Colman's multi-layered performance was recognized in the Globes' Best Actress - Musical or Comedy category, and she's picked up a handful of other awards and nominations from film critics circles and the Gotham Awards. She's another contender in search of her first Oscar nomination, after having secured a multitude of accolades (including many for her work in television) over the past several years. With The Favourite looking more and more like one of the Oscar locks (at least, in terms of nominations), support for the film should bring Colman along for the ride.
Melissa McCarthy - Can You Ever Forgive Me?
With her typical comedy schtick falling short in critical and commercial disappointments Life of the Party and The Happytime Murders, it became clear McCarthy needed a change-of-pace to get her career back on track. Fortunately for her, such a project came out at the end of 2018 in the form of Can You Ever Forgive Me?, in which McCarthy stars as Lee Israel, an author who falls into a get-rich-quick scheme by forging letters she claims to be from famous people. The film received a lot of love during its tour of the fall festivals, with McCarthy and co-star Richard E. Grant ranking as the highlights.

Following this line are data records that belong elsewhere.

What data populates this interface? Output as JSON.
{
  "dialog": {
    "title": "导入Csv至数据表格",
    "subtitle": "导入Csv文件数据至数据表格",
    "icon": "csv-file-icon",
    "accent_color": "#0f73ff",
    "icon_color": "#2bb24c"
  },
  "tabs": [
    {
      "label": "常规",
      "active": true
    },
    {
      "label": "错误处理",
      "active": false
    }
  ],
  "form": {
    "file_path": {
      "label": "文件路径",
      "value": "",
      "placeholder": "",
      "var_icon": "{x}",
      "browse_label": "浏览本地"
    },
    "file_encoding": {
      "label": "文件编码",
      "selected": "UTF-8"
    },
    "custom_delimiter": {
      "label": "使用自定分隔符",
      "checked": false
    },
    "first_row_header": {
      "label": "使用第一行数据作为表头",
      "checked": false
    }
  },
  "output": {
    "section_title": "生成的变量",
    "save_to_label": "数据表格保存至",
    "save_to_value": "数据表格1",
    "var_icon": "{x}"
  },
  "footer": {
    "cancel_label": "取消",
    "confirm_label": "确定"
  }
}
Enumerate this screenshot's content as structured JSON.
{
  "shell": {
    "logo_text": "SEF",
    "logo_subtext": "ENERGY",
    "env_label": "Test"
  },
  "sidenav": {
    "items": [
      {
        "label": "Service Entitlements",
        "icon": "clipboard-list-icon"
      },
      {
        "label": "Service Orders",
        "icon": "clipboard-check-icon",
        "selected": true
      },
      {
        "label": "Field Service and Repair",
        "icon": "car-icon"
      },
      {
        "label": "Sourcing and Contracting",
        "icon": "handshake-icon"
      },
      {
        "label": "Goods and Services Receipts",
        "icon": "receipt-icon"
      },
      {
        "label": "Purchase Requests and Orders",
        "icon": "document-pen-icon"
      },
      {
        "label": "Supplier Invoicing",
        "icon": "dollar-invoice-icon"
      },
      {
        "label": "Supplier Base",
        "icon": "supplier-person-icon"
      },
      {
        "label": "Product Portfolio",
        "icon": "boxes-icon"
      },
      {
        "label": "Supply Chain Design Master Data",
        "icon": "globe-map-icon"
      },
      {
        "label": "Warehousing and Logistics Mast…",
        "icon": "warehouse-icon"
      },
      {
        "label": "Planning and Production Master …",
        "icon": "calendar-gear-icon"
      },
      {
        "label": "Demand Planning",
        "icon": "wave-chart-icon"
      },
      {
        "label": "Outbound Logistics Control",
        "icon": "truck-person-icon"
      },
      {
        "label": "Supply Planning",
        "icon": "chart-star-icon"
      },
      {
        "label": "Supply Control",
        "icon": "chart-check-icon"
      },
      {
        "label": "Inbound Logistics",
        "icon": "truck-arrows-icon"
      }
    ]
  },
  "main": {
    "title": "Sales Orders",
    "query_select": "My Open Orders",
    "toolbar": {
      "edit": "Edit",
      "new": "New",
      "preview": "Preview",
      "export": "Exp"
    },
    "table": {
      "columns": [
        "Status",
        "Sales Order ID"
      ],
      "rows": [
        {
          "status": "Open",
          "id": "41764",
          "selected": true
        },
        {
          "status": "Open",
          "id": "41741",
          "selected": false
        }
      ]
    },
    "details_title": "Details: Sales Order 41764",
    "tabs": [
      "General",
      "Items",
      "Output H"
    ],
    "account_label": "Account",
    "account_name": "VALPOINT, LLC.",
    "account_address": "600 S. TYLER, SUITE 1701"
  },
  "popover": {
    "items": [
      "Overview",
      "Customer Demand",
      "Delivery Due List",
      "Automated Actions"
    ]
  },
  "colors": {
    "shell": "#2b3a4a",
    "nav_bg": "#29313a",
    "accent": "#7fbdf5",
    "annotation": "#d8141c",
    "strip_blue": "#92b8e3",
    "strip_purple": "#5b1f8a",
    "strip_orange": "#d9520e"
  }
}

Comedic actors and actresses making the leap to more dramatic fare is a tried and true Hollywood tradition that's worked out well before (Robin Williams in Good Will Hunting, for instance). McCarthy, who received a Best Supporting Actress nomination for Bridesmaids in 2011 could be in the running for Lead Actress this time around. The film allows McCarthy to tap into her humorous sensibilities, but there's also a lot of depth and nuance for her to explore, and she more than rises to the occasion. McCarthy is already armed with a Golden Globes nomination for her efforts, and while Can You Ever Forgive Me?'s status as a Best Picture long shot may preclude her from winning, she's likely to earn another Oscar nod.